Osteoporosis: Health and Nutrition Facts
- [Voiceover] Are you at risk for osteoporosis?
What is osteoporosis?
Osteoporosis is the disease in which the bones become weak.
This weakness makes the bones easier to break.
Most often, the bones in the hip, spine, and wrist are broken due to osteoporosis.
In the United States, 10 million people have osteoporosis.
Millions more have osteopenia, which is a condition characterized by low bone mass.
Osteopenia is a risk factor for osteoporosis and broken bones.
Who is affected by osteoporosis?
Osteoporosis is most common in older women, although it can affect anyone.
One in two women and one in four men over the age of 50 will break a bone in their lifetime due to osteoporosis.
What causes osteoporosis?
There are many risk factors that can lead to bone loss and osteoporosis.
Some are controllable, and others are not.
There are five main risk factors associated with osteoporosis that you cannot change, sex, age, frame size, ethnicity, and family history.
Let's take a look at these risk factors.
Sex, osteoporosis affects women more often than it affects men.
Age, as you age, the risk for osteoporosis increases.
Bone mass peaks at about age 35, and then declines.
Women can lose 20% of their bone mass in the five to seven years following menopause.
Frame size, small, thin women with small bone structure are at greater risk for osteoporosis.
Ethnicity, both white and Asian woman are at the highest risk for osteoporosis.
Black and Hispanic women are at a lower risk, although they can also be affected.
Family history, osteoporosis tends to run in families.
If you have a family member with osteoporosis or a history of broken bones, there is a greater chance you might develop it too.
There are eight additional risk factors associated with osteoporosis.
These risk factors can generally be controlled.
Let's take a look.
Hormone status, low estrogen levels due to menopause or missing menstrual periods can cause osteoporosis in women.
Low testosterone levels can bring on osteoporosis in men.
Diet, a diet low in calcium and Vitamin D and high in salt increases the risk of bone loss.
Medication use, there are some medications that increase the risk of osteoporosis.
Activity level, a lack of exercise or long term bed rest can cause weak bones.
Smoking, use of cigarettes is bad for you bones, heart, and lungs.

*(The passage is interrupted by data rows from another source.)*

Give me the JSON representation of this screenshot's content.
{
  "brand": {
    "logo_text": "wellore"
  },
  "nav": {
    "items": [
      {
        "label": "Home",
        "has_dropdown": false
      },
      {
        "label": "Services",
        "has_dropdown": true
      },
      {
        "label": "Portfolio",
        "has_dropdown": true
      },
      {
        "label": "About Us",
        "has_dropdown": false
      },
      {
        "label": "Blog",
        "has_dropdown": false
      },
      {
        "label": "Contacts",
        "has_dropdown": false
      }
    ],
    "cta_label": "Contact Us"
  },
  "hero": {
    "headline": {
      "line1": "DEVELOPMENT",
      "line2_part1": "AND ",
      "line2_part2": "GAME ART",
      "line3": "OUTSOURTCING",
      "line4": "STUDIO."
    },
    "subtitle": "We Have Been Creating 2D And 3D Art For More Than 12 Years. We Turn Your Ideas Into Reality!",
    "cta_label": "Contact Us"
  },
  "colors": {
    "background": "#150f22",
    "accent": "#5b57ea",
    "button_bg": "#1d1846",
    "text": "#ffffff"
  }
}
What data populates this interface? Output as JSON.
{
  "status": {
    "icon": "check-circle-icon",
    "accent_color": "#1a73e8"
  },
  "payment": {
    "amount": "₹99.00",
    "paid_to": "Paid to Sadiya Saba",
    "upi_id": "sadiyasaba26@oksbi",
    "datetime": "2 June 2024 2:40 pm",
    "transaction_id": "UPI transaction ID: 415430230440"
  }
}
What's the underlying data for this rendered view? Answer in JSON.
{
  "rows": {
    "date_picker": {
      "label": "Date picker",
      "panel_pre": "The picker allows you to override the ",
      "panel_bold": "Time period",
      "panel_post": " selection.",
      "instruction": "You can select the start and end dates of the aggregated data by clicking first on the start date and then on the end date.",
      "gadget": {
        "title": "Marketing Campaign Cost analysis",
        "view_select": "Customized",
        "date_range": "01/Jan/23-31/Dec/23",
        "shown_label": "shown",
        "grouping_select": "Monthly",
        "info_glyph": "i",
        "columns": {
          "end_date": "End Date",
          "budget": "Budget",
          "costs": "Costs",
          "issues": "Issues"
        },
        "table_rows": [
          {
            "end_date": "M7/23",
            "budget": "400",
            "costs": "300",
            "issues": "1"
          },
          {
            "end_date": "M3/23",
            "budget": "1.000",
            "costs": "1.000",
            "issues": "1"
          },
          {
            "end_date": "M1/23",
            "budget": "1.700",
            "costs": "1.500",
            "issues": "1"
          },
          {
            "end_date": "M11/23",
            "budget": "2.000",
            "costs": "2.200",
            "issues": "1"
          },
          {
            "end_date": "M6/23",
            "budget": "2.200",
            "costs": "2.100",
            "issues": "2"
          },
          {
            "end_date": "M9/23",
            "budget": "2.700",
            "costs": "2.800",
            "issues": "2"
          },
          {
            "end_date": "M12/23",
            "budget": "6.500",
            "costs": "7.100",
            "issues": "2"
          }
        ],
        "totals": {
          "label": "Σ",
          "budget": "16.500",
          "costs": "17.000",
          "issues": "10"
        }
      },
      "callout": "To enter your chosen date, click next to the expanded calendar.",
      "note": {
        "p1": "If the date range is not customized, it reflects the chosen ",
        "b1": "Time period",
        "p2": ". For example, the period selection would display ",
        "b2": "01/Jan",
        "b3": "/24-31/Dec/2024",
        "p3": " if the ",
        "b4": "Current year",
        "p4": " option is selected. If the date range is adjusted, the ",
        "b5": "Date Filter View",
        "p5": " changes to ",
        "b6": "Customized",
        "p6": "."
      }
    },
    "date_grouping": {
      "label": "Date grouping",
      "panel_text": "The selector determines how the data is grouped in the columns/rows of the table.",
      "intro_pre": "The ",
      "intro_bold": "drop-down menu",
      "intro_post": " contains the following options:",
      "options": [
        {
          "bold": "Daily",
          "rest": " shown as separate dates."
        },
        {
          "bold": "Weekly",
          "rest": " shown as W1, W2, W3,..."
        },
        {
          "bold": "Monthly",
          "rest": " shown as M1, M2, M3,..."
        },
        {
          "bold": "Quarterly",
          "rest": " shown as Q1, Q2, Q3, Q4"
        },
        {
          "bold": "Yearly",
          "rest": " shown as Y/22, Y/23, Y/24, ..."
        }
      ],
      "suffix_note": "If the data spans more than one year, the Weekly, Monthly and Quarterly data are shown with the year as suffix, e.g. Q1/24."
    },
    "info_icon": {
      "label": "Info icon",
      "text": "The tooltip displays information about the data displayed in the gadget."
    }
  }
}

Drinking alcohol, according to the National Osteoporosis Association, those who consume more than two or three ounces of alcohol a day will become more susceptible to osteoporosis.
Anorexia nervosa, this eating disorder can lead to osteoporosis.
Vitamin supplements, avoid taking excessive amounts of Vitamin A supplements.
So, how can you reduce the risk for osteoporosis?
To keep your bones strong and slow down bone loss, there are a few steps you can take.
First, you need to keep your bones strong.
You can do this by eating well, and including calcium and Vitamin D in your diet.
You can also exercise to help maintain or increase bone strength.
Do not drink in excess or smoke.
Talk to your health care provider about the medications you are taking.
While some medications are prescribed to prevent and treat osteoporosis, others that are prescribed for other purposes may result in bone loss.
To help reduce your risk of osteoporosis, consider increasing the following foods in your diet to boost calcium, low-fat dairy products, canned beans such as Navy, Great Northern, and pinto beans, calcium-fortified products, such as orange juice and cereal, canned fish with bones, such as sardines and salmon.
You can also add calcium to your diet by trying some of the following tips.
Add shredded cheese to English muffins, bagels, or toast.
Drink milk at meals instead of soda or other beverages, and enjoy a glass of chocolate milk or hot chocolate for a snack.
Add broccoli to salads.
Add non-fat, dry milk to recipes such as meatballs, meatloaf, and creamed soups.
Following these simple tips can help you keep your bones strong and lower your risk for osteoporosis.
Doing so can lead to a healthier and more productive life.